(Dataset rows describing interfaces)
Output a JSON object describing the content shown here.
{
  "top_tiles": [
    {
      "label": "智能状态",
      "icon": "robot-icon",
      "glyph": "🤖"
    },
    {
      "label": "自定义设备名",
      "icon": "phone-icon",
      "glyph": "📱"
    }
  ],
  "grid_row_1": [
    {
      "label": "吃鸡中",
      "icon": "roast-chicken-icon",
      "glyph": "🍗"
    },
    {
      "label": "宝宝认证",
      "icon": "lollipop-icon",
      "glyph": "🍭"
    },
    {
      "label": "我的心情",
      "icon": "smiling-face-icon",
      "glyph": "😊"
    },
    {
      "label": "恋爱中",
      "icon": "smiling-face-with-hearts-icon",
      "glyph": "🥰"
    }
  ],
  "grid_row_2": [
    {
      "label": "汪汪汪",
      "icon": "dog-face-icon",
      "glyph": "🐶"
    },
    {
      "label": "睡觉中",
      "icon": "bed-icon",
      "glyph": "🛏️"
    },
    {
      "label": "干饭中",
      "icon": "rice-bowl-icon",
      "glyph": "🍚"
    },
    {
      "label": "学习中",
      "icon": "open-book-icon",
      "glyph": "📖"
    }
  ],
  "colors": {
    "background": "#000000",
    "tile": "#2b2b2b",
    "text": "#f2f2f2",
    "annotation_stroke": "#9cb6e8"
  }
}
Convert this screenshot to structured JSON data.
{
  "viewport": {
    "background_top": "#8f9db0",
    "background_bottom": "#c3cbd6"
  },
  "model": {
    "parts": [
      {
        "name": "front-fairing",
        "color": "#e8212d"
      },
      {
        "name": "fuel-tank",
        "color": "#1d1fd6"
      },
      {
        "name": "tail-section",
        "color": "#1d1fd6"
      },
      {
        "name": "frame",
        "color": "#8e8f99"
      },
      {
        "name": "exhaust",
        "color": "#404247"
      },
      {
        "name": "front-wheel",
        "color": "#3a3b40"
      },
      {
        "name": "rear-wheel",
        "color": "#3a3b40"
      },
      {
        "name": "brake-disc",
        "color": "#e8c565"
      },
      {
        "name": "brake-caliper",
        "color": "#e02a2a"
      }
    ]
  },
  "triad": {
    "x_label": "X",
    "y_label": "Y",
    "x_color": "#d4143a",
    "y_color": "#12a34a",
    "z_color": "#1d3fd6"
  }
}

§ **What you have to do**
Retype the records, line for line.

§ **Your solution**
Output a JSON object describing the content shown here.
{
  "top_tiles": [
    {
      "label": "智能状态",
      "icon": "robot-icon",
      "glyph": "🤖"
    },
    {
      "label": "自定义设备名",
      "icon": "phone-icon",
      "glyph": "📱"
    }
  ],
  "grid_row_1": [
    {
      "label": "吃鸡中",
      "icon": "roast-chicken-icon",
      "glyph": "🍗"
    },
    {
      "label": "宝宝认证",
      "icon": "lollipop-icon",
      "glyph": "🍭"
    },
    {
      "label": "我的心情",
      "icon": "smiling-face-icon",
      "glyph": "😊"
    },
    {
      "label": "恋爱中",
      "icon": "smiling-face-with-hearts-icon",
      "glyph": "🥰"
    }
  ],
  "grid_row_2": [
    {
      "label": "汪汪汪",
      "icon": "dog-face-icon",
      "glyph": "🐶"
    },
    {
      "label": "睡觉中",
      "icon": "bed-icon",
      "glyph": "🛏️"
    },
    {
      "label": "干饭中",
      "icon": "rice-bowl-icon",
      "glyph": "🍚"
    },
    {
      "label": "学习中",
      "icon": "open-book-icon",
      "glyph": "📖"
    }
  ],
  "colors": {
    "background": "#000000",
    "tile": "#2b2b2b",
    "text": "#f2f2f2",
    "annotation_stroke": "#9cb6e8"
  }
}
Convert this screenshot to structured JSON data.
{
  "viewport": {
    "background_top": "#8f9db0",
    "background_bottom": "#c3cbd6"
  },
  "model": {
    "parts": [
      {
        "name": "front-fairing",
        "color": "#e8212d"
      },
      {
        "name": "fuel-tank",
        "color": "#1d1fd6"
      },
      {
        "name": "tail-section",
        "color": "#1d1fd6"
      },
      {
        "name": "frame",
        "color": "#8e8f99"
      },
      {
        "name": "exhaust",
        "color": "#404247"
      },
      {
        "name": "front-wheel",
        "color": "#3a3b40"
      },
      {
        "name": "rear-wheel",
        "color": "#3a3b40"
      },
      {
        "name": "brake-disc",
        "color": "#e8c565"
      },
      {
        "name": "brake-caliper",
        "color": "#e02a2a"
      }
    ]
  },
  "triad": {
    "x_label": "X",
    "y_label": "Y",
    "x_color": "#d4143a",
    "y_color": "#12a34a",
    "z_color": "#1d3fd6"
  }
}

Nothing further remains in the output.